- Opening Delimiter -

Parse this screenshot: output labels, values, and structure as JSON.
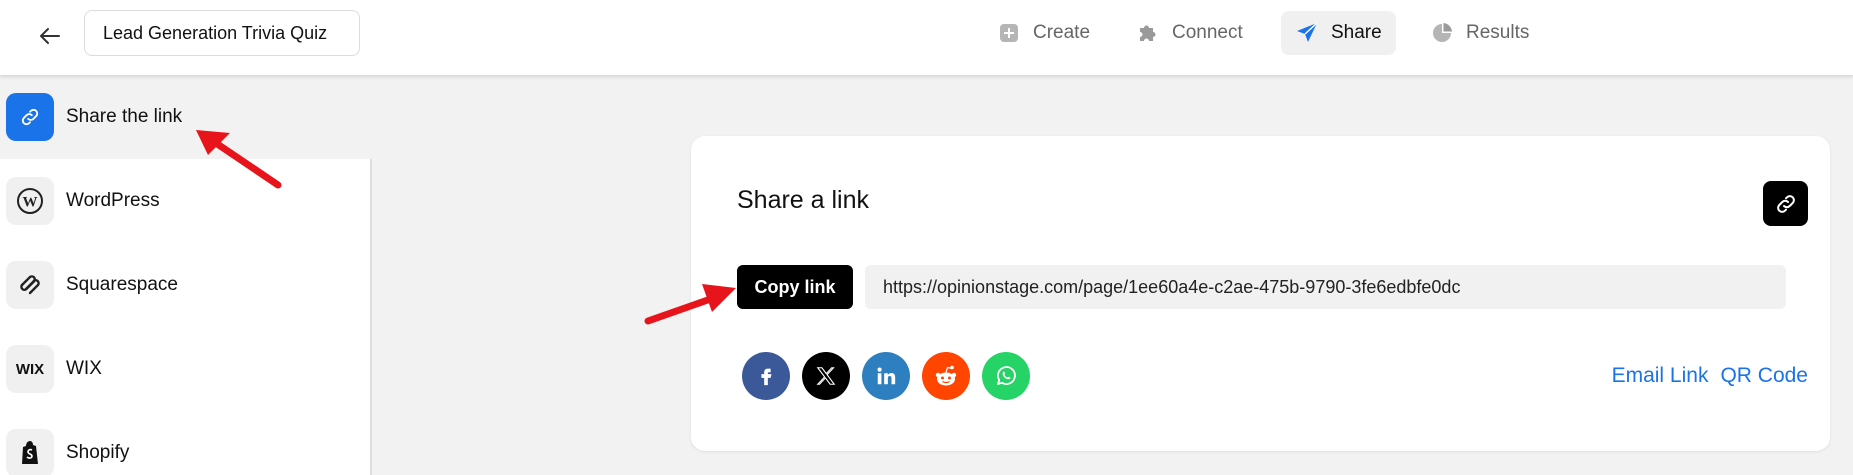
{
  "header": {
    "title": "Lead Generation Trivia Quiz",
    "nav": [
      {
        "label": "Create",
        "icon": "plus-square-icon",
        "active": false
      },
      {
        "label": "Connect",
        "icon": "puzzle-icon",
        "active": false
      },
      {
        "label": "Share",
        "icon": "paper-plane-icon",
        "active": true
      },
      {
        "label": "Results",
        "icon": "pie-chart-icon",
        "active": false
      }
    ]
  },
  "sidebar": {
    "items": [
      {
        "label": "Share the link",
        "icon": "link-icon",
        "active": true
      },
      {
        "label": "WordPress",
        "icon": "wordpress-icon",
        "active": false
      },
      {
        "label": "Squarespace",
        "icon": "squarespace-icon",
        "active": false
      },
      {
        "label": "WIX",
        "icon": "wix-icon",
        "icon_text": "WIX",
        "active": false
      },
      {
        "label": "Shopify",
        "icon": "shopify-icon",
        "active": false
      }
    ]
  },
  "share_card": {
    "title": "Share a link",
    "copy_label": "Copy link",
    "url": "https://opinionstage.com/page/1ee60a4e-c2ae-475b-9790-3fe6edbfe0dc",
    "socials": [
      {
        "name": "facebook-icon",
        "color": "#3b5998"
      },
      {
        "name": "x-icon",
        "color": "#000000"
      },
      {
        "name": "linkedin-icon",
        "color": "#2d7fbf"
      },
      {
        "name": "reddit-icon",
        "color": "#ff4500"
      },
      {
        "name": "whatsapp-icon",
        "color": "#25d366"
      }
    ],
    "email_link": "Email Link",
    "qr_code": "QR Code"
  },
  "colors": {
    "accent": "#1a73e8",
    "annotation_arrow": "#e8141b"
  }
}
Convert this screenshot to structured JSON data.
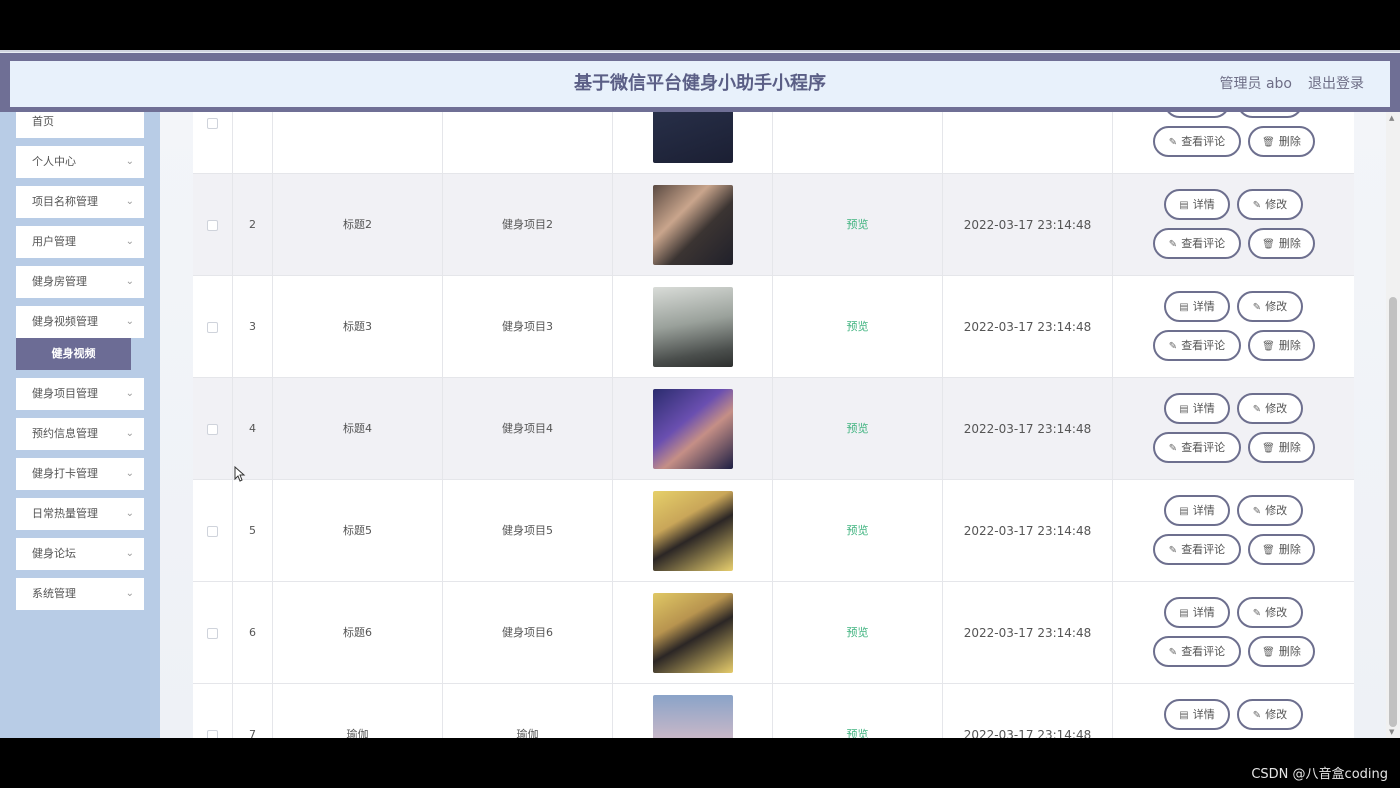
{
  "header": {
    "title": "基于微信平台健身小助手小程序",
    "admin": "管理员 abo",
    "logout": "退出登录"
  },
  "sidebar": {
    "items": [
      {
        "label": "首页"
      },
      {
        "label": "个人中心"
      },
      {
        "label": "项目名称管理"
      },
      {
        "label": "用户管理"
      },
      {
        "label": "健身房管理"
      },
      {
        "label": "健身视频管理"
      },
      {
        "label": "健身项目管理"
      },
      {
        "label": "预约信息管理"
      },
      {
        "label": "健身打卡管理"
      },
      {
        "label": "日常热量管理"
      },
      {
        "label": "健身论坛"
      },
      {
        "label": "系统管理"
      }
    ],
    "active_sub": "健身视频"
  },
  "table": {
    "rows": [
      {
        "index": "",
        "title": "",
        "project": "",
        "preview": "",
        "time": ""
      },
      {
        "index": "2",
        "title": "标题2",
        "project": "健身项目2",
        "preview": "预览",
        "time": "2022-03-17 23:14:48"
      },
      {
        "index": "3",
        "title": "标题3",
        "project": "健身项目3",
        "preview": "预览",
        "time": "2022-03-17 23:14:48"
      },
      {
        "index": "4",
        "title": "标题4",
        "project": "健身项目4",
        "preview": "预览",
        "time": "2022-03-17 23:14:48"
      },
      {
        "index": "5",
        "title": "标题5",
        "project": "健身项目5",
        "preview": "预览",
        "time": "2022-03-17 23:14:48"
      },
      {
        "index": "6",
        "title": "标题6",
        "project": "健身项目6",
        "preview": "预览",
        "time": "2022-03-17 23:14:48"
      },
      {
        "index": "7",
        "title": "瑜伽",
        "project": "瑜伽",
        "preview": "预览",
        "time": "2022-03-17 23:14:48"
      }
    ],
    "buttons": {
      "detail": "详情",
      "edit": "修改",
      "comments": "查看评论",
      "delete": "删除"
    }
  },
  "colors": {
    "header_band": "#6f6f95",
    "header_bg": "#e8f1fb",
    "sidebar_bg": "#b8cce6",
    "active_sub_bg": "#6c6c95",
    "preview_link": "#3fb37f",
    "button_border": "#6d6f8e"
  },
  "icons": {
    "detail": "document-icon",
    "edit": "pencil-icon",
    "comments": "pencil-icon",
    "delete": "trash-icon",
    "menu_expand": "chevron-down-icon"
  },
  "watermark": "CSDN @八音盒coding"
}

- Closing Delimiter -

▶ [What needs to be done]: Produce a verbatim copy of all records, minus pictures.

▶ [Expected answer]:
Parse this screenshot: output labels, values, and structure as JSON.
{
  "header": {
    "title": "Lead Generation Trivia Quiz",
    "nav": [
      {
        "label": "Create",
        "icon": "plus-square-icon",
        "active": false
      },
      {
        "label": "Connect",
        "icon": "puzzle-icon",
        "active": false
      },
      {
        "label": "Share",
        "icon": "paper-plane-icon",
        "active": true
      },
      {
        "label": "Results",
        "icon": "pie-chart-icon",
        "active": false
      }
    ]
  },
  "sidebar": {
    "items": [
      {
        "label": "Share the link",
        "icon": "link-icon",
        "active": true
      },
      {
        "label": "WordPress",
        "icon": "wordpress-icon",
        "active": false
      },
      {
        "label": "Squarespace",
        "icon": "squarespace-icon",
        "active": false
      },
      {
        "label": "WIX",
        "icon": "wix-icon",
        "icon_text": "WIX",
        "active": false
      },
      {
        "label": "Shopify",
        "icon": "shopify-icon",
        "active": false
      }
    ]
  },
  "share_card": {
    "title": "Share a link",
    "copy_label": "Copy link",
    "url": "https://opinionstage.com/page/1ee60a4e-c2ae-475b-9790-3fe6edbfe0dc",
    "socials": [
      {
        "name": "facebook-icon",
        "color": "#3b5998"
      },
      {
        "name": "x-icon",
        "color": "#000000"
      },
      {
        "name": "linkedin-icon",
        "color": "#2d7fbf"
      },
      {
        "name": "reddit-icon",
        "color": "#ff4500"
      },
      {
        "name": "whatsapp-icon",
        "color": "#25d366"
      }
    ],
    "email_link": "Email Link",
    "qr_code": "QR Code"
  },
  "colors": {
    "accent": "#1a73e8",
    "annotation_arrow": "#e8141b"
  }
}
Convert this screenshot to structured JSON data.
{
  "header": {
    "title": "基于微信平台健身小助手小程序",
    "admin": "管理员 abo",
    "logout": "退出登录"
  },
  "sidebar": {
    "items": [
      {
        "label": "首页"
      },
      {
        "label": "个人中心"
      },
      {
        "label": "项目名称管理"
      },
      {
        "label": "用户管理"
      },
      {
        "label": "健身房管理"
      },
      {
        "label": "健身视频管理"
      },
      {
        "label": "健身项目管理"
      },
      {
        "label": "预约信息管理"
      },
      {
        "label": "健身打卡管理"
      },
      {
        "label": "日常热量管理"
      },
      {
        "label": "健身论坛"
      },
      {
        "label": "系统管理"
      }
    ],
    "active_sub": "健身视频"
  },
  "table": {
    "rows": [
      {
        "index": "",
        "title": "",
        "project": "",
        "preview": "",
        "time": ""
      },
      {
        "index": "2",
        "title": "标题2",
        "project": "健身项目2",
        "preview": "预览",
        "time": "2022-03-17 23:14:48"
      },
      {
        "index": "3",
        "title": "标题3",
        "project": "健身项目3",
        "preview": "预览",
        "time": "2022-03-17 23:14:48"
      },
      {
        "index": "4",
        "title": "标题4",
        "project": "健身项目4",
        "preview": "预览",
        "time": "2022-03-17 23:14:48"
      },
      {
        "index": "5",
        "title": "标题5",
        "project": "健身项目5",
        "preview": "预览",
        "time": "2022-03-17 23:14:48"
      },
      {
        "index": "6",
        "title": "标题6",
        "project": "健身项目6",
        "preview": "预览",
        "time": "2022-03-17 23:14:48"
      },
      {
        "index": "7",
        "title": "瑜伽",
        "project": "瑜伽",
        "preview": "预览",
        "time": "2022-03-17 23:14:48"
      }
    ],
    "buttons": {
      "detail": "详情",
      "edit": "修改",
      "comments": "查看评论",
      "delete": "删除"
    }
  },
  "colors": {
    "header_band": "#6f6f95",
    "header_bg": "#e8f1fb",
    "sidebar_bg": "#b8cce6",
    "active_sub_bg": "#6c6c95",
    "preview_link": "#3fb37f",
    "button_border": "#6d6f8e"
  },
  "icons": {
    "detail": "document-icon",
    "edit": "pencil-icon",
    "comments": "pencil-icon",
    "delete": "trash-icon",
    "menu_expand": "chevron-down-icon"
  },
  "watermark": "CSDN @八音盒coding"
}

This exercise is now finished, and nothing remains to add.